Entrepreneur grows business in the cloud

02:04, Oct 30 2012
GREENBUTTON: The idea for the business came to Scott Houston in his job as the chief technology officer for Weta Digital.

The year was 2009. Scott Houston had sold all his assets to develop his cloud-computing business, GreenButton.

He had put in five years of hard slog to build it up. He was broke and desperately needed funding.

Given the global financial crisis had hit New Zealand shores, it was the worst time to get funding.

However, he eventually did - $120,000 in a five-minute Dragon's Den-style pitch at Angel HQ in Wellington.

"It was a 'live or die' moment. Lucky I pulled it off," he said, laughing.

Fast-forward to today and the company has since raised $4 million from local venture capital companies, the Government and several angel investors.


Houston founded the company in 2004, well before the notion of cloud computing and companies such as Amazon or Microsoft were even considering the business model.

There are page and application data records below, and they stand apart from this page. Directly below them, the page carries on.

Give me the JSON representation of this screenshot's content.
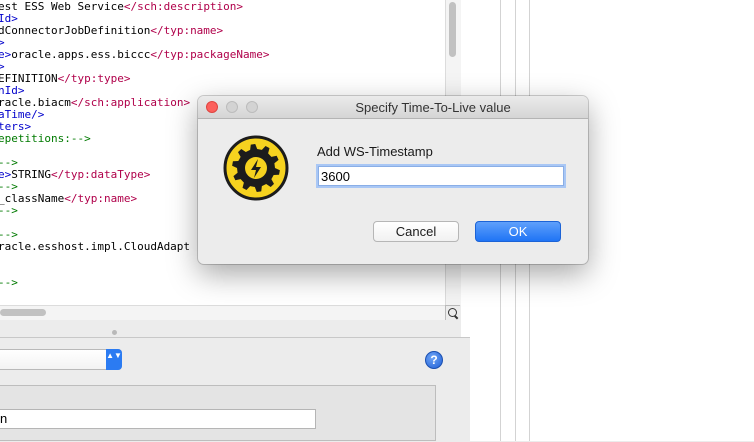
{
  "editor": {
    "lines": [
      [
        {
          "t": "est ESS Web Service",
          "c": "black"
        },
        {
          "t": "</sch:description>",
          "c": "red"
        }
      ],
      [
        {
          "t": "Id>",
          "c": "blue"
        }
      ],
      [
        {
          "t": "dConnectorJobDefinition",
          "c": "black"
        },
        {
          "t": "</typ:name>",
          "c": "red"
        }
      ],
      [
        {
          "t": ">",
          "c": "blue"
        }
      ],
      [
        {
          "t": "e>",
          "c": "blue"
        },
        {
          "t": "oracle.apps.ess.biccc",
          "c": "black"
        },
        {
          "t": "</typ:packageName>",
          "c": "red"
        }
      ],
      [
        {
          "t": ">",
          "c": "blue"
        }
      ],
      [
        {
          "t": "EFINITION",
          "c": "black"
        },
        {
          "t": "</typ:type>",
          "c": "red"
        }
      ],
      [
        {
          "t": "nId>",
          "c": "blue"
        }
      ],
      [
        {
          "t": "racle.biacm",
          "c": "black"
        },
        {
          "t": "</sch:application>",
          "c": "red"
        }
      ],
      [
        {
          "t": "aTime/>",
          "c": "blue"
        }
      ],
      [
        {
          "t": "ters>",
          "c": "blue"
        }
      ],
      [
        {
          "t": "epetitions:-->",
          "c": "green"
        }
      ],
      [
        {
          "t": "",
          "c": "black"
        }
      ],
      [
        {
          "t": "-->",
          "c": "green"
        }
      ],
      [
        {
          "t": "e>",
          "c": "blue"
        },
        {
          "t": "STRING",
          "c": "black"
        },
        {
          "t": "</typ:dataType>",
          "c": "red"
        }
      ],
      [
        {
          "t": "-->",
          "c": "green"
        }
      ],
      [
        {
          "t": "_className",
          "c": "black"
        },
        {
          "t": "</typ:name>",
          "c": "red"
        }
      ],
      [
        {
          "t": "-->",
          "c": "green"
        }
      ],
      [
        {
          "t": "",
          "c": "black"
        }
      ],
      [
        {
          "t": "-->",
          "c": "green"
        }
      ],
      [
        {
          "t": "racle.esshost.impl.CloudAdapt",
          "c": "black"
        }
      ],
      [
        {
          "t": "",
          "c": "black"
        }
      ],
      [
        {
          "t": "",
          "c": "black"
        }
      ],
      [
        {
          "t": "-->",
          "c": "green"
        }
      ]
    ]
  },
  "bottom_panel": {
    "input_value": "n",
    "help_label": "?",
    "select_arrows": "▲▼"
  },
  "dialog": {
    "title": "Specify Time-To-Live value",
    "field_label": "Add WS-Timestamp",
    "input_value": "3600",
    "cancel_label": "Cancel",
    "ok_label": "OK",
    "logo_icon": "gear-lightning-icon"
  },
  "colors": {
    "accent": "#2b7bf2",
    "close": "#fc605c",
    "logo_yellow": "#f6d21f",
    "logo_ring": "#1c1c1c"
  }
}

The idea for the business came in his job as the chief technology officer for Weta Digital.

In 2003, the company needed to buy 1000 processors to build a new data centre, just to get one film shot done.

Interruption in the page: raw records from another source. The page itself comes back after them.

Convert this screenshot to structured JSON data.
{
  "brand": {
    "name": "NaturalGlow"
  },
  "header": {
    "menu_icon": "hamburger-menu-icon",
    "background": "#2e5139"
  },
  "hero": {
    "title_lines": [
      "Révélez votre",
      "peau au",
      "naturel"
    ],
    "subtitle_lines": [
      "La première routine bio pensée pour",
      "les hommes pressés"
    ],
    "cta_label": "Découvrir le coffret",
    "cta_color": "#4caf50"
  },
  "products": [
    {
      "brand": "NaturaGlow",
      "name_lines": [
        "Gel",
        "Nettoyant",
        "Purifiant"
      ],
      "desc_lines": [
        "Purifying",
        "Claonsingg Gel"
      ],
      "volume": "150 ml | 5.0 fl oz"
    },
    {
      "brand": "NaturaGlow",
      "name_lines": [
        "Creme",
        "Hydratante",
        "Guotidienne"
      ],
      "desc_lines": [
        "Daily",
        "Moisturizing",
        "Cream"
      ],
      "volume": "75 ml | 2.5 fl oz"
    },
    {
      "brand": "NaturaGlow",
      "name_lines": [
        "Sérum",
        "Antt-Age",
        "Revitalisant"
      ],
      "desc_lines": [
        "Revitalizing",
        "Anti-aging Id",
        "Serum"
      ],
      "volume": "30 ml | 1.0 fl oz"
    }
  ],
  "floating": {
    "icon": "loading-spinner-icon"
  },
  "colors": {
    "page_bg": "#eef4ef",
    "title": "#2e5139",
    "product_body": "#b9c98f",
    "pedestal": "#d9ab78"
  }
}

"Here we are eight years later and we don't need to buy the data centres - you just need to push the button," he says.

The GreenButton is a program that software developers embed in their applications so that when their customers need more processing power to render movies or process large amounts of seismic data, they just push the button from a drop-down menu.

GreenButton is working with channel partners such as Dell, IBM, Pixar, Halliburton and Numerix.

All these jobs are run on data centres across the globe but are managed from the company headquarters in Wellington.

The company intends to open sales offices in Europe and Asia in the next two years.

Why did you become an entrepreneur?

I don't think you make a decision to become an entrepreneur. It comes naturally to me.

I had a partnership with a guy in London developing computer trading systems in the 90s, and was a co-founder of a PC company in the 80s. It was my passion for computers and new technology.

What have been the biggest obstacles in running your company?

We were probably two to three years too early in the market but it allowed us to develop a solution that has gone further than anything else in the world.

Name one thing you have learnt from while in business, and from who.

I've personally learnt the most from our chairman, Marcel van den Assum, the former chief information officer of Fonterra, in terms of being more strategic in how we approach things and being patient and keeping our focus on the end goal.

What are your business and personal goals?

Getting more balance in my life. The company is now able to run seamlessly without me. I went on a three-week holiday with my partner recently.

The business isn't about me any more. The company is mature and has a great management board.

Do you have any tips for budding entrepreneurs?

Don't give up on the dream. There have been plenty of times where there have been dark days, and friends and family, out of concern for your wellbeing, have said: "You've given it your best shot. Time to call it a day". I've got a good network of supportive friends who."